- [WORK REQUEST]: Every line of the listing must be reproduced as it stands. Leave the images behind.

──────

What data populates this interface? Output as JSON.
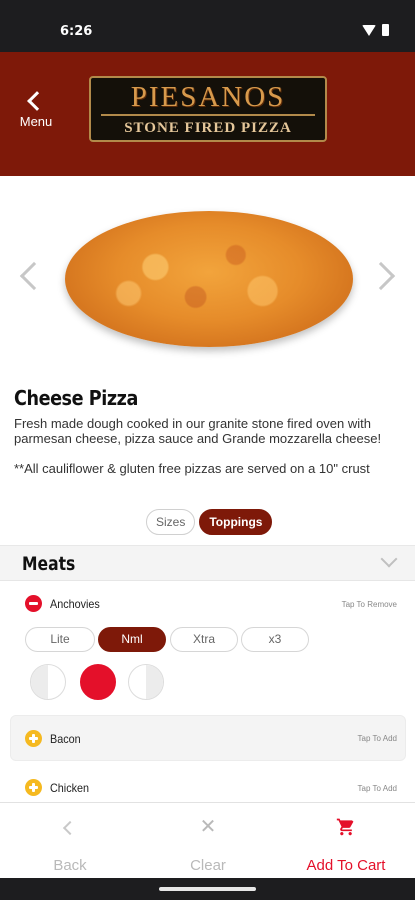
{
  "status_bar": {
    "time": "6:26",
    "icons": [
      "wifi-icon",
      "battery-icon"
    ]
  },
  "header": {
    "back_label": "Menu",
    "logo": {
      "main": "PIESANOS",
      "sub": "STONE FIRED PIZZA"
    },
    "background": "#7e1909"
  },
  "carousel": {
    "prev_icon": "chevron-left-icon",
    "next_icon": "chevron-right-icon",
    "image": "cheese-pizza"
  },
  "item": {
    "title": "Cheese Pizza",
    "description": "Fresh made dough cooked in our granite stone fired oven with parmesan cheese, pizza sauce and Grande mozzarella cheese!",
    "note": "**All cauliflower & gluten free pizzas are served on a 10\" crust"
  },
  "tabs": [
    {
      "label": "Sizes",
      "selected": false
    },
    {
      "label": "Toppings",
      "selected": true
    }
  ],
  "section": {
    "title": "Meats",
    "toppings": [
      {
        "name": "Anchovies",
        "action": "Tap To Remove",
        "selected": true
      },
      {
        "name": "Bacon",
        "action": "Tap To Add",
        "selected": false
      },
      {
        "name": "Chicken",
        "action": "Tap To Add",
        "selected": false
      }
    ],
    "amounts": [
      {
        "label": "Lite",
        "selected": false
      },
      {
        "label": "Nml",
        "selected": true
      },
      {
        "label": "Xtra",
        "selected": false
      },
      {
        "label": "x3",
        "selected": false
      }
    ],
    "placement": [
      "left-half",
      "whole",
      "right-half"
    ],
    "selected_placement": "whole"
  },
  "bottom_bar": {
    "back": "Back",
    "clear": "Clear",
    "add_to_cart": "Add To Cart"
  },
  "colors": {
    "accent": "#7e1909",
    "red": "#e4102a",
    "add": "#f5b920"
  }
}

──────

- [WRITTEN REPLY]:
What data populates this interface? Output as JSON.
{
  "status_bar": {
    "time": "6:26",
    "icons": [
      "wifi-icon",
      "battery-icon"
    ]
  },
  "header": {
    "back_label": "Menu",
    "logo": {
      "main": "PIESANOS",
      "sub": "STONE FIRED PIZZA"
    },
    "background": "#7e1909"
  },
  "carousel": {
    "prev_icon": "chevron-left-icon",
    "next_icon": "chevron-right-icon",
    "image": "cheese-pizza"
  },
  "item": {
    "title": "Cheese Pizza",
    "description": "Fresh made dough cooked in our granite stone fired oven with parmesan cheese, pizza sauce and Grande mozzarella cheese!",
    "note": "**All cauliflower & gluten free pizzas are served on a 10\" crust"
  },
  "tabs": [
    {
      "label": "Sizes",
      "selected": false
    },
    {
      "label": "Toppings",
      "selected": true
    }
  ],
  "section": {
    "title": "Meats",
    "toppings": [
      {
        "name": "Anchovies",
        "action": "Tap To Remove",
        "selected": true
      },
      {
        "name": "Bacon",
        "action": "Tap To Add",
        "selected": false
      },
      {
        "name": "Chicken",
        "action": "Tap To Add",
        "selected": false
      }
    ],
    "amounts": [
      {
        "label": "Lite",
        "selected": false
      },
      {
        "label": "Nml",
        "selected": true
      },
      {
        "label": "Xtra",
        "selected": false
      },
      {
        "label": "x3",
        "selected": false
      }
    ],
    "placement": [
      "left-half",
      "whole",
      "right-half"
    ],
    "selected_placement": "whole"
  },
  "bottom_bar": {
    "back": "Back",
    "clear": "Clear",
    "add_to_cart": "Add To Cart"
  },
  "colors": {
    "accent": "#7e1909",
    "red": "#e4102a",
    "add": "#f5b920"
  }
}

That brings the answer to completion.